> _Exercise goal_:
If a line below includes the string "Dynamics", copy it.

Interface dataset entries:

● ● ●

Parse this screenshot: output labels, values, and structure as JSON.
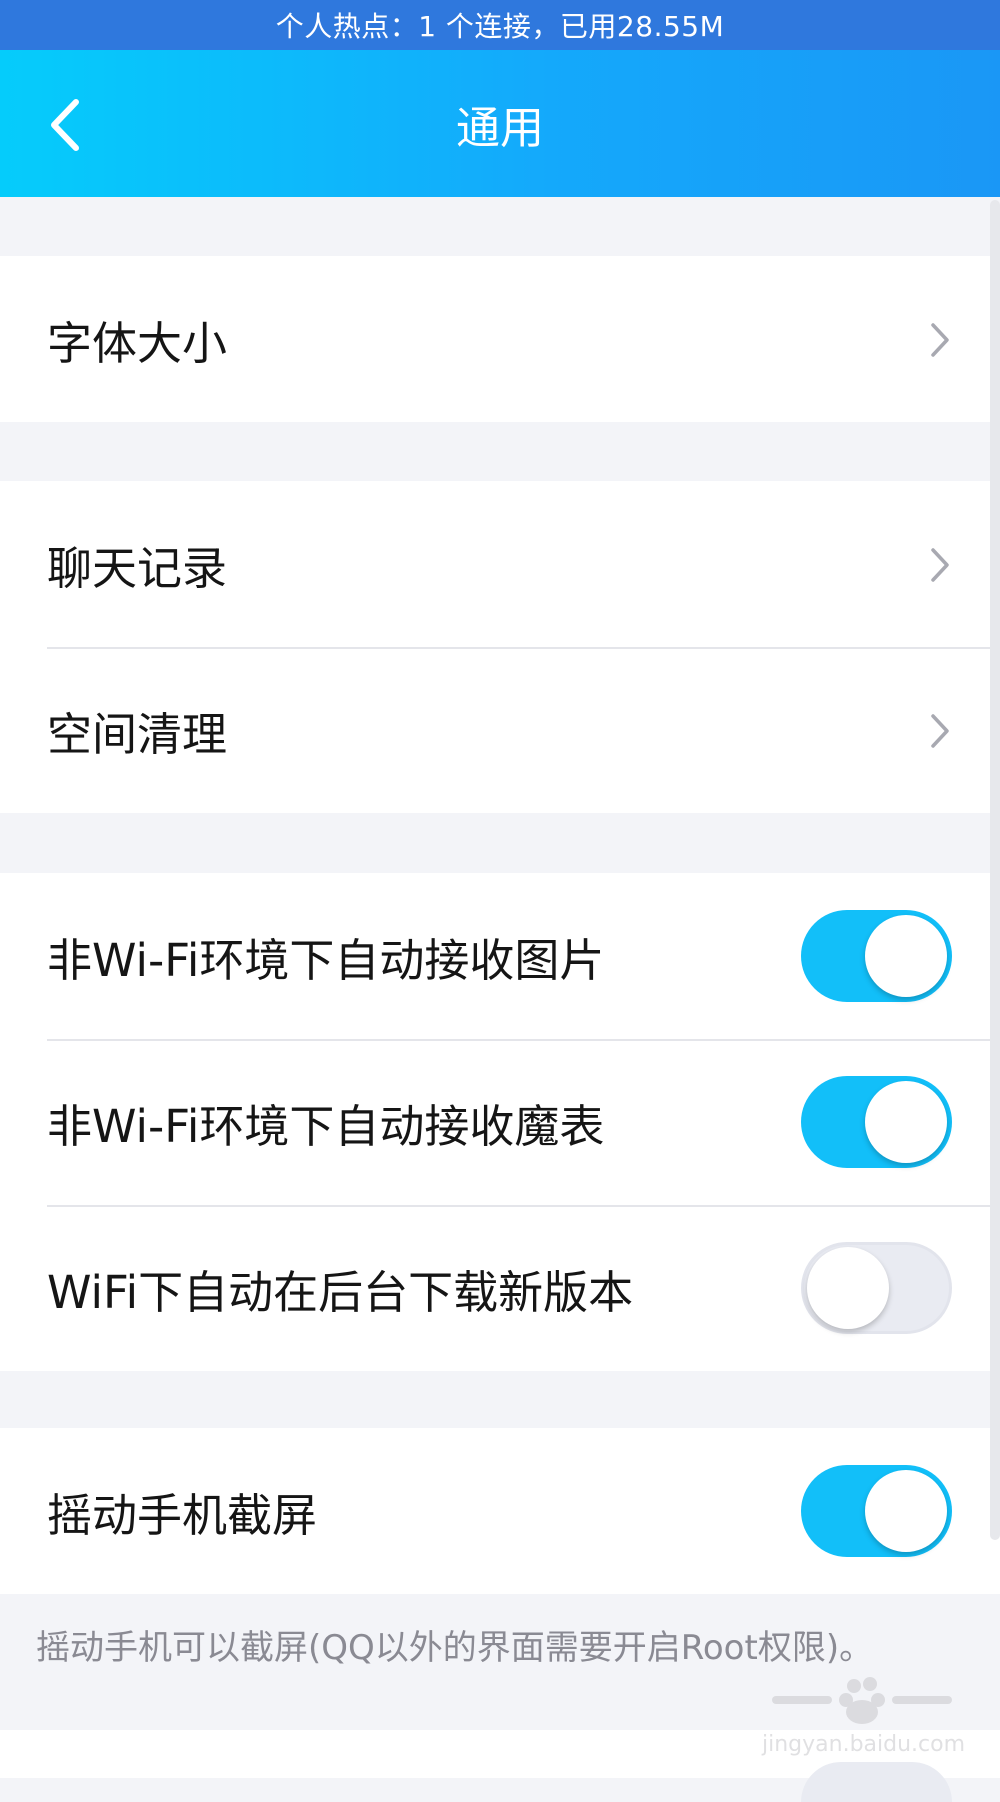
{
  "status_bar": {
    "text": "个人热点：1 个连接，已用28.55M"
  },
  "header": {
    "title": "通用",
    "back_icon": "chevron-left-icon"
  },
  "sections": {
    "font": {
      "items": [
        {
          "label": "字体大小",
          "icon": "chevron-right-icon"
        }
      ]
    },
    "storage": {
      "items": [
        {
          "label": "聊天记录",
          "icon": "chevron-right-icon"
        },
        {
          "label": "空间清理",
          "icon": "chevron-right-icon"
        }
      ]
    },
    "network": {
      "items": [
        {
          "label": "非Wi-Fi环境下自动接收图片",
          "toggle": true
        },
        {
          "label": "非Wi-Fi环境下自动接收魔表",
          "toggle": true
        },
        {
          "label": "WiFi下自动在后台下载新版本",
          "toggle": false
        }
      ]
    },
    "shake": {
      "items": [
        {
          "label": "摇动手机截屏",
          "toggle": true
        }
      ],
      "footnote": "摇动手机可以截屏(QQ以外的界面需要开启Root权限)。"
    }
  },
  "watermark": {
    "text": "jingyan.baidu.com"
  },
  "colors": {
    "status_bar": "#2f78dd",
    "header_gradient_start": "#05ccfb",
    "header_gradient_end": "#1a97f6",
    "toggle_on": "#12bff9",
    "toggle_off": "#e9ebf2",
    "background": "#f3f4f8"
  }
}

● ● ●

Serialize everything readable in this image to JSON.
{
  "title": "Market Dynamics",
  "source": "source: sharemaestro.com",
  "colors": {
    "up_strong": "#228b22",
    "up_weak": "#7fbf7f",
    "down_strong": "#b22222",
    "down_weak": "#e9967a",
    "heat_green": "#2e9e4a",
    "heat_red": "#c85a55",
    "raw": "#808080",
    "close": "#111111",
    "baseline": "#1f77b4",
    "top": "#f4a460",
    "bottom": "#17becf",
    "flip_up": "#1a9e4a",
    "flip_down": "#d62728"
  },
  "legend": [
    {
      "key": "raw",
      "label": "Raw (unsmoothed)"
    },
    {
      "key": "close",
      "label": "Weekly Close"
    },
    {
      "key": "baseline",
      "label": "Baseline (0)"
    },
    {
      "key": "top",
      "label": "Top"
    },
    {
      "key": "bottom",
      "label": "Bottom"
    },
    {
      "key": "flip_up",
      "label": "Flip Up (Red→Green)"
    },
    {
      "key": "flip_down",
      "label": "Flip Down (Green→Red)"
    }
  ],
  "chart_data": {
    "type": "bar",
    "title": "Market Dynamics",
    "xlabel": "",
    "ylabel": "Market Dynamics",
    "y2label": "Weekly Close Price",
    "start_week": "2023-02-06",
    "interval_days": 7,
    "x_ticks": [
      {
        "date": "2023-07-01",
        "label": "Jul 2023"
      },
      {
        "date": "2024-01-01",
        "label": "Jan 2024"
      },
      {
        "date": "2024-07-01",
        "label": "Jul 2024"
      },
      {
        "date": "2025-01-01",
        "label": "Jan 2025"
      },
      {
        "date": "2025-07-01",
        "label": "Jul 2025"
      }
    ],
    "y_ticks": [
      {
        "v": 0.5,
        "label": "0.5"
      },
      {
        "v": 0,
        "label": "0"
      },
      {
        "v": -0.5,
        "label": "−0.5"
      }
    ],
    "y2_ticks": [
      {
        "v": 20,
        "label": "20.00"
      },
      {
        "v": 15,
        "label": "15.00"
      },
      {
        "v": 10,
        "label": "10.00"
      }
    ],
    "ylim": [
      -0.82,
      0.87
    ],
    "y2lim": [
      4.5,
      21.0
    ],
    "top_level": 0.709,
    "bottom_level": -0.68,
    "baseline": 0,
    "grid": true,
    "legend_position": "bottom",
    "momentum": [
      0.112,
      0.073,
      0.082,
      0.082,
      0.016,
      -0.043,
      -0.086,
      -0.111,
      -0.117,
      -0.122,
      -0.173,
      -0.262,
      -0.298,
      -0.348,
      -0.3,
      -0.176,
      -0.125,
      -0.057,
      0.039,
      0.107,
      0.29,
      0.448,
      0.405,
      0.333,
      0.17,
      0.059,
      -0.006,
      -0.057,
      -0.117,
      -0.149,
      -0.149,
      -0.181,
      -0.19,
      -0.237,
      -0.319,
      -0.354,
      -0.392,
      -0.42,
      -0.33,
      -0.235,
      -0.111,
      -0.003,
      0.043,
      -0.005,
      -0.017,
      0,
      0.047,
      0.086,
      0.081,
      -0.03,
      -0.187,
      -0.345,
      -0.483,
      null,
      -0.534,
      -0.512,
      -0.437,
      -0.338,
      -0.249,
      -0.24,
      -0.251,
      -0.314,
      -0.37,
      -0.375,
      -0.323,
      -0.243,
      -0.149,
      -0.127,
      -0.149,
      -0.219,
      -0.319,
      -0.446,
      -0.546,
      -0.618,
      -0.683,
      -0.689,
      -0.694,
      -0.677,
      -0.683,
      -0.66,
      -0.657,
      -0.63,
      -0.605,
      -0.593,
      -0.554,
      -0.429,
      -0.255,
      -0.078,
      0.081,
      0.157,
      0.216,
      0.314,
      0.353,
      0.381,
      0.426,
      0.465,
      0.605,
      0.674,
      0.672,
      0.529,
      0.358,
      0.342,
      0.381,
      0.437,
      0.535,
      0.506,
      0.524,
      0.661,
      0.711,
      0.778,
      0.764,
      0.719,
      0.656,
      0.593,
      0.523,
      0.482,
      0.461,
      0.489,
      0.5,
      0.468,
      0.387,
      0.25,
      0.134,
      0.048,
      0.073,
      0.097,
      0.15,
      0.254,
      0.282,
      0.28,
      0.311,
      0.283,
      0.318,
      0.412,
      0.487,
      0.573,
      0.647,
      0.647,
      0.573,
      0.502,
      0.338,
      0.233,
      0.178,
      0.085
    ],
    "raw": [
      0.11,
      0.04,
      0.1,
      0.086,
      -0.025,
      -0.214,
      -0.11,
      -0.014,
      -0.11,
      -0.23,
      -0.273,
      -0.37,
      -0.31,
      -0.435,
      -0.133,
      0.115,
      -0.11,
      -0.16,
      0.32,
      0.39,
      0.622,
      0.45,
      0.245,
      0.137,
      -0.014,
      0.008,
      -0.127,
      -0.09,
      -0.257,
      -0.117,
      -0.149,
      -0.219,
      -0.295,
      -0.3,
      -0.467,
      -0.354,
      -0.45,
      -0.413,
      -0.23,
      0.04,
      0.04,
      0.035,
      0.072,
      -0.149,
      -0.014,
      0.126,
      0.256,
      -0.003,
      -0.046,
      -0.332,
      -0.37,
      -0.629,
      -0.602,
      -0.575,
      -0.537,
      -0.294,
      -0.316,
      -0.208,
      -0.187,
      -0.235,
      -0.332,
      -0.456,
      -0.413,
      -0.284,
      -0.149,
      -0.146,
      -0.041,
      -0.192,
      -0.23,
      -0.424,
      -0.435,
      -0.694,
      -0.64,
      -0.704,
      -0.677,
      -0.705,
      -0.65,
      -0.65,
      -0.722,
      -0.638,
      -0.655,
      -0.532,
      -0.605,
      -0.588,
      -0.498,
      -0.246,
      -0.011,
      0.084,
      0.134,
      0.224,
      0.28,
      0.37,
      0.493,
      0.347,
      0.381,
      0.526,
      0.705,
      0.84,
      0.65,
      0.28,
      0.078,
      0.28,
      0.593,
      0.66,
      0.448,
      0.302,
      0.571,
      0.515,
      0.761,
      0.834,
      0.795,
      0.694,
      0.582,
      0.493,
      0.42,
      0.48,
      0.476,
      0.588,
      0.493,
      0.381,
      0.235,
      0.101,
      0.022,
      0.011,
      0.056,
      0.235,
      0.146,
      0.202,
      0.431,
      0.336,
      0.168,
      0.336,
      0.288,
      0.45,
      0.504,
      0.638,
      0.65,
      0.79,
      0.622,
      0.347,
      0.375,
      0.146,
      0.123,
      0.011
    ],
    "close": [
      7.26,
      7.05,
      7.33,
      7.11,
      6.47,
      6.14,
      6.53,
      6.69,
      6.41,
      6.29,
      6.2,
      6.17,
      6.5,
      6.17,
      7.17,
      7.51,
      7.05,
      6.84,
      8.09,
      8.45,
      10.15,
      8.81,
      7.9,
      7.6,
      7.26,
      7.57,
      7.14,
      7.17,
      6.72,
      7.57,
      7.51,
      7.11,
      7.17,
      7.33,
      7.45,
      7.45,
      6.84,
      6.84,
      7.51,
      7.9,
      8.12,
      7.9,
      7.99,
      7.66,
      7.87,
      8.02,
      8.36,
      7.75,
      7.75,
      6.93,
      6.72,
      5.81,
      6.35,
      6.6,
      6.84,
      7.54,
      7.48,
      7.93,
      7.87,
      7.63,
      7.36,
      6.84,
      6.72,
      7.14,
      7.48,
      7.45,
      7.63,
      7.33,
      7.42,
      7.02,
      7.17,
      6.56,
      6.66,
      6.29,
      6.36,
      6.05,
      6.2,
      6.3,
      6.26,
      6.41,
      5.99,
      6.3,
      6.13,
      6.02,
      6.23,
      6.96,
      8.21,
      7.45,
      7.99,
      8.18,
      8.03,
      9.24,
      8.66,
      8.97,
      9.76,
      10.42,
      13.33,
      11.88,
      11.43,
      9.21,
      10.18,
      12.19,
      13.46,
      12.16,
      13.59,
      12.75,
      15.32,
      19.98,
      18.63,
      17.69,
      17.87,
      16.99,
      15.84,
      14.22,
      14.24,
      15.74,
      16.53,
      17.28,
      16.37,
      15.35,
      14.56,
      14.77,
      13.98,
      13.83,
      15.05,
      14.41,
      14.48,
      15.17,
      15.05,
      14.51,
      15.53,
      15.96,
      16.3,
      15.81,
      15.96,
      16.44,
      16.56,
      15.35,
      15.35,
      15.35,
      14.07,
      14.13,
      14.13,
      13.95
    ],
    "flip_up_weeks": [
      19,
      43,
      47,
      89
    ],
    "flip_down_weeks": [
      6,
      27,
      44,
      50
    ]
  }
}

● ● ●

> _Result_:
  "title": "Market Dynamics",
    "title": "Market Dynamics",
    "ylabel": "Market Dynamics",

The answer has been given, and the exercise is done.